#### About this task:
An exact copy of all the entries is what is needed here.

(Items from a dataset)

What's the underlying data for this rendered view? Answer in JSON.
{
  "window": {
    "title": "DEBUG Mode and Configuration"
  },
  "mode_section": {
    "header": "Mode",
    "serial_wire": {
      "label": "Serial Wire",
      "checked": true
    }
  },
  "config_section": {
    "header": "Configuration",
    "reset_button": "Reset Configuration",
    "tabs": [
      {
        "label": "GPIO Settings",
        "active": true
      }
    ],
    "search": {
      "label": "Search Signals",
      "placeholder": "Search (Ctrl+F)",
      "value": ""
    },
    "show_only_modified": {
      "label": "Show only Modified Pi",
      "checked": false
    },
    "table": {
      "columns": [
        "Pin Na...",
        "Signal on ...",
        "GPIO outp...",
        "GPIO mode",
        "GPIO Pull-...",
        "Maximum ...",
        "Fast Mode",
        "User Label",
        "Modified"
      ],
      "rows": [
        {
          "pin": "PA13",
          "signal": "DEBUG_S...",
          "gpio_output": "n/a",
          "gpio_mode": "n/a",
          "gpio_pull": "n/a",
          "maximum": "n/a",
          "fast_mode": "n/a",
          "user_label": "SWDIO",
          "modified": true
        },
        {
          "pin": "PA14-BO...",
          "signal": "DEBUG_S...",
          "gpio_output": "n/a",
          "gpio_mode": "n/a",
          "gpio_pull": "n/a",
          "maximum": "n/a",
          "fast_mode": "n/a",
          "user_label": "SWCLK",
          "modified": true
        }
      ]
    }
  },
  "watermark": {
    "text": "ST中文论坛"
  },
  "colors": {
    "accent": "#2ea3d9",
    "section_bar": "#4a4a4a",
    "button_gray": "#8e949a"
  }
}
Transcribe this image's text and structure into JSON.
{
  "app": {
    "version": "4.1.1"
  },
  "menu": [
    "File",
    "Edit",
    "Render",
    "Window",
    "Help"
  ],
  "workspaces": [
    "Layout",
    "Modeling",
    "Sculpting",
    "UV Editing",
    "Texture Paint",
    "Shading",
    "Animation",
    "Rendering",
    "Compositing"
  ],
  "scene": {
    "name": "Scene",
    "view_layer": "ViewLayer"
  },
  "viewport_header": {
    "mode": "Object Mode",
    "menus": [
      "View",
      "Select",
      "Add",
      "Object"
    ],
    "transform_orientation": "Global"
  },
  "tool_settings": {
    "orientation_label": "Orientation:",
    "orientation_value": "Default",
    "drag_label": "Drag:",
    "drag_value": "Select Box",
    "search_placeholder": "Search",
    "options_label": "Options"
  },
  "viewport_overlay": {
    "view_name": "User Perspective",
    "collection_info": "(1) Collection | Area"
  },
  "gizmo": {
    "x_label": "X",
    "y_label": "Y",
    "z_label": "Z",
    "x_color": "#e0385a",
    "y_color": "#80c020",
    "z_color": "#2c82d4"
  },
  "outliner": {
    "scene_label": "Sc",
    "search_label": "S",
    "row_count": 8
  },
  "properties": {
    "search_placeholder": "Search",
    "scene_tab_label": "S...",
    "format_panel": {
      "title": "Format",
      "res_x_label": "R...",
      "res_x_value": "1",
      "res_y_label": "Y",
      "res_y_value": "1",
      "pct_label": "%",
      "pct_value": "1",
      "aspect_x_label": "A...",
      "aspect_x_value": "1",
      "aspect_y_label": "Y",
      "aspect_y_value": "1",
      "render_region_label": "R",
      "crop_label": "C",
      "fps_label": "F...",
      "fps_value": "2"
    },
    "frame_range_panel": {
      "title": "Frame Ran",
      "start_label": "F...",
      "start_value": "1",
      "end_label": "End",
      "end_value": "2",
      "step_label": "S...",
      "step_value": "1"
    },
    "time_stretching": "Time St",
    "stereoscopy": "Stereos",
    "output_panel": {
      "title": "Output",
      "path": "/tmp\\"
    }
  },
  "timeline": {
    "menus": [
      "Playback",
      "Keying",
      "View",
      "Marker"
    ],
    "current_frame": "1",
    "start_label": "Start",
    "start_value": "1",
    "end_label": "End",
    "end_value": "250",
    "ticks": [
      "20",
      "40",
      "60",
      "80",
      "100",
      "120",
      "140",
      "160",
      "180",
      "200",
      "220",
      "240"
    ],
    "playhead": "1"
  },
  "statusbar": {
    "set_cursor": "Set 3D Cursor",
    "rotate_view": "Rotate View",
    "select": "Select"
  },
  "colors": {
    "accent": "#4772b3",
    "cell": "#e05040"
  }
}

#### Your response:
What's the underlying data for this rendered view? Answer in JSON.
{
  "window": {
    "title": "DEBUG Mode and Configuration"
  },
  "mode_section": {
    "header": "Mode",
    "serial_wire": {
      "label": "Serial Wire",
      "checked": true
    }
  },
  "config_section": {
    "header": "Configuration",
    "reset_button": "Reset Configuration",
    "tabs": [
      {
        "label": "GPIO Settings",
        "active": true
      }
    ],
    "search": {
      "label": "Search Signals",
      "placeholder": "Search (Ctrl+F)",
      "value": ""
    },
    "show_only_modified": {
      "label": "Show only Modified Pi",
      "checked": false
    },
    "table": {
      "columns": [
        "Pin Na...",
        "Signal on ...",
        "GPIO outp...",
        "GPIO mode",
        "GPIO Pull-...",
        "Maximum ...",
        "Fast Mode",
        "User Label",
        "Modified"
      ],
      "rows": [
        {
          "pin": "PA13",
          "signal": "DEBUG_S...",
          "gpio_output": "n/a",
          "gpio_mode": "n/a",
          "gpio_pull": "n/a",
          "maximum": "n/a",
          "fast_mode": "n/a",
          "user_label": "SWDIO",
          "modified": true
        },
        {
          "pin": "PA14-BO...",
          "signal": "DEBUG_S...",
          "gpio_output": "n/a",
          "gpio_mode": "n/a",
          "gpio_pull": "n/a",
          "maximum": "n/a",
          "fast_mode": "n/a",
          "user_label": "SWCLK",
          "modified": true
        }
      ]
    }
  },
  "watermark": {
    "text": "ST中文论坛"
  },
  "colors": {
    "accent": "#2ea3d9",
    "section_bar": "#4a4a4a",
    "button_gray": "#8e949a"
  }
}
Transcribe this image's text and structure into JSON.
{
  "app": {
    "version": "4.1.1"
  },
  "menu": [
    "File",
    "Edit",
    "Render",
    "Window",
    "Help"
  ],
  "workspaces": [
    "Layout",
    "Modeling",
    "Sculpting",
    "UV Editing",
    "Texture Paint",
    "Shading",
    "Animation",
    "Rendering",
    "Compositing"
  ],
  "scene": {
    "name": "Scene",
    "view_layer": "ViewLayer"
  },
  "viewport_header": {
    "mode": "Object Mode",
    "menus": [
      "View",
      "Select",
      "Add",
      "Object"
    ],
    "transform_orientation": "Global"
  },
  "tool_settings": {
    "orientation_label": "Orientation:",
    "orientation_value": "Default",
    "drag_label": "Drag:",
    "drag_value": "Select Box",
    "search_placeholder": "Search",
    "options_label": "Options"
  },
  "viewport_overlay": {
    "view_name": "User Perspective",
    "collection_info": "(1) Collection | Area"
  },
  "gizmo": {
    "x_label": "X",
    "y_label": "Y",
    "z_label": "Z",
    "x_color": "#e0385a",
    "y_color": "#80c020",
    "z_color": "#2c82d4"
  },
  "outliner": {
    "scene_label": "Sc",
    "search_label": "S",
    "row_count": 8
  },
  "properties": {
    "search_placeholder": "Search",
    "scene_tab_label": "S...",
    "format_panel": {
      "title": "Format",
      "res_x_label": "R...",
      "res_x_value": "1",
      "res_y_label": "Y",
      "res_y_value": "1",
      "pct_label": "%",
      "pct_value": "1",
      "aspect_x_label": "A...",
      "aspect_x_value": "1",
      "aspect_y_label": "Y",
      "aspect_y_value": "1",
      "render_region_label": "R",
      "crop_label": "C",
      "fps_label": "F...",
      "fps_value": "2"
    },
    "frame_range_panel": {
      "title": "Frame Ran",
      "start_label": "F...",
      "start_value": "1",
      "end_label": "End",
      "end_value": "2",
      "step_label": "S...",
      "step_value": "1"
    },
    "time_stretching": "Time St",
    "stereoscopy": "Stereos",
    "output_panel": {
      "title": "Output",
      "path": "/tmp\\"
    }
  },
  "timeline": {
    "menus": [
      "Playback",
      "Keying",
      "View",
      "Marker"
    ],
    "current_frame": "1",
    "start_label": "Start",
    "start_value": "1",
    "end_label": "End",
    "end_value": "250",
    "ticks": [
      "20",
      "40",
      "60",
      "80",
      "100",
      "120",
      "140",
      "160",
      "180",
      "200",
      "220",
      "240"
    ],
    "playhead": "1"
  },
  "statusbar": {
    "set_cursor": "Set 3D Cursor",
    "rotate_view": "Rotate View",
    "select": "Select"
  },
  "colors": {
    "accent": "#4772b3",
    "cell": "#e05040"
  }
}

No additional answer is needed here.